ASSIGNED TASK ▸
Please reproduce the entries below exactly, leaving the pictures out.

#### DATA SUPPLIED ####

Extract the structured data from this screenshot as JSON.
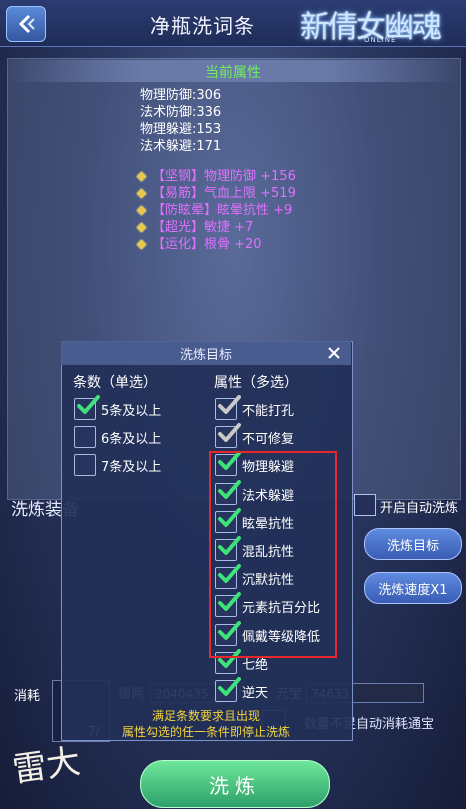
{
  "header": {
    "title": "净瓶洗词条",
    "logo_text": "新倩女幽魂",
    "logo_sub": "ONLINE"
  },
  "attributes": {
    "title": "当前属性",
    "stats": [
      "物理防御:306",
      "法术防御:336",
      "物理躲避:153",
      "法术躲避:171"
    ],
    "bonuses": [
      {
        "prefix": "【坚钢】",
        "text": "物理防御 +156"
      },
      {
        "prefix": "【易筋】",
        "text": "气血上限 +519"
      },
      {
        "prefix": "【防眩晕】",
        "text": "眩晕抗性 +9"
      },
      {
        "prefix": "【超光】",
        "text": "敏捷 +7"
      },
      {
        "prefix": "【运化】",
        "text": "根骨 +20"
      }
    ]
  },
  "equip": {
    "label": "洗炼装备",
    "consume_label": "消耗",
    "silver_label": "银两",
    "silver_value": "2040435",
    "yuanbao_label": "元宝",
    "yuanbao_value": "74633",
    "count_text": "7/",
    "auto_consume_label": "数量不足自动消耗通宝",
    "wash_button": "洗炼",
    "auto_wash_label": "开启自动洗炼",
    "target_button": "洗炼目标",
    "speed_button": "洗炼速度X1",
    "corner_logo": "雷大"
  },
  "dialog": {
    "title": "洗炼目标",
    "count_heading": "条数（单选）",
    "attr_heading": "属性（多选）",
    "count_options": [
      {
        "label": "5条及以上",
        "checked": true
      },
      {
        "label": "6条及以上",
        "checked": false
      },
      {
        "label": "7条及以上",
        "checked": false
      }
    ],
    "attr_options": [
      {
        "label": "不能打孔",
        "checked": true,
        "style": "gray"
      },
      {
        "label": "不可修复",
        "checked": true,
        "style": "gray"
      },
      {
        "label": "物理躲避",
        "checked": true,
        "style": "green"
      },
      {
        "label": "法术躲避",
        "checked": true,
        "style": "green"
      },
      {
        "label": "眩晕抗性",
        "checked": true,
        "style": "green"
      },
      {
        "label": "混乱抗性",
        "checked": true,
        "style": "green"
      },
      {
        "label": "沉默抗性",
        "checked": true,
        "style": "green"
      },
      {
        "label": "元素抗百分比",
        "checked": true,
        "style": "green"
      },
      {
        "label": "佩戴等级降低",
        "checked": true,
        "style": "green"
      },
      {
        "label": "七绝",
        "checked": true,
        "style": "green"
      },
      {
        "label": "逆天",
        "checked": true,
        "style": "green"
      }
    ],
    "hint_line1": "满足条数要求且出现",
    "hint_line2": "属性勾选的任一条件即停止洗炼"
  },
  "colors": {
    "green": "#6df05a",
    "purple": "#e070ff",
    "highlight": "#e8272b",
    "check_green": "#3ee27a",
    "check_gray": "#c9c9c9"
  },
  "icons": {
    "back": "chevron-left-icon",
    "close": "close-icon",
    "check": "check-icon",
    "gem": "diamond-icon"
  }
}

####

ANSWER BELOW ▸
Extract the structured data from this screenshot as JSON.
{
  "header": {
    "title": "净瓶洗词条",
    "logo_text": "新倩女幽魂",
    "logo_sub": "ONLINE"
  },
  "attributes": {
    "title": "当前属性",
    "stats": [
      "物理防御:306",
      "法术防御:336",
      "物理躲避:153",
      "法术躲避:171"
    ],
    "bonuses": [
      {
        "prefix": "【坚钢】",
        "text": "物理防御 +156"
      },
      {
        "prefix": "【易筋】",
        "text": "气血上限 +519"
      },
      {
        "prefix": "【防眩晕】",
        "text": "眩晕抗性 +9"
      },
      {
        "prefix": "【超光】",
        "text": "敏捷 +7"
      },
      {
        "prefix": "【运化】",
        "text": "根骨 +20"
      }
    ]
  },
  "equip": {
    "label": "洗炼装备",
    "consume_label": "消耗",
    "silver_label": "银两",
    "silver_value": "2040435",
    "yuanbao_label": "元宝",
    "yuanbao_value": "74633",
    "count_text": "7/",
    "auto_consume_label": "数量不足自动消耗通宝",
    "wash_button": "洗炼",
    "auto_wash_label": "开启自动洗炼",
    "target_button": "洗炼目标",
    "speed_button": "洗炼速度X1",
    "corner_logo": "雷大"
  },
  "dialog": {
    "title": "洗炼目标",
    "count_heading": "条数（单选）",
    "attr_heading": "属性（多选）",
    "count_options": [
      {
        "label": "5条及以上",
        "checked": true
      },
      {
        "label": "6条及以上",
        "checked": false
      },
      {
        "label": "7条及以上",
        "checked": false
      }
    ],
    "attr_options": [
      {
        "label": "不能打孔",
        "checked": true,
        "style": "gray"
      },
      {
        "label": "不可修复",
        "checked": true,
        "style": "gray"
      },
      {
        "label": "物理躲避",
        "checked": true,
        "style": "green"
      },
      {
        "label": "法术躲避",
        "checked": true,
        "style": "green"
      },
      {
        "label": "眩晕抗性",
        "checked": true,
        "style": "green"
      },
      {
        "label": "混乱抗性",
        "checked": true,
        "style": "green"
      },
      {
        "label": "沉默抗性",
        "checked": true,
        "style": "green"
      },
      {
        "label": "元素抗百分比",
        "checked": true,
        "style": "green"
      },
      {
        "label": "佩戴等级降低",
        "checked": true,
        "style": "green"
      },
      {
        "label": "七绝",
        "checked": true,
        "style": "green"
      },
      {
        "label": "逆天",
        "checked": true,
        "style": "green"
      }
    ],
    "hint_line1": "满足条数要求且出现",
    "hint_line2": "属性勾选的任一条件即停止洗炼"
  },
  "colors": {
    "green": "#6df05a",
    "purple": "#e070ff",
    "highlight": "#e8272b",
    "check_green": "#3ee27a",
    "check_gray": "#c9c9c9"
  },
  "icons": {
    "back": "chevron-left-icon",
    "close": "close-icon",
    "check": "check-icon",
    "gem": "diamond-icon"
  }
}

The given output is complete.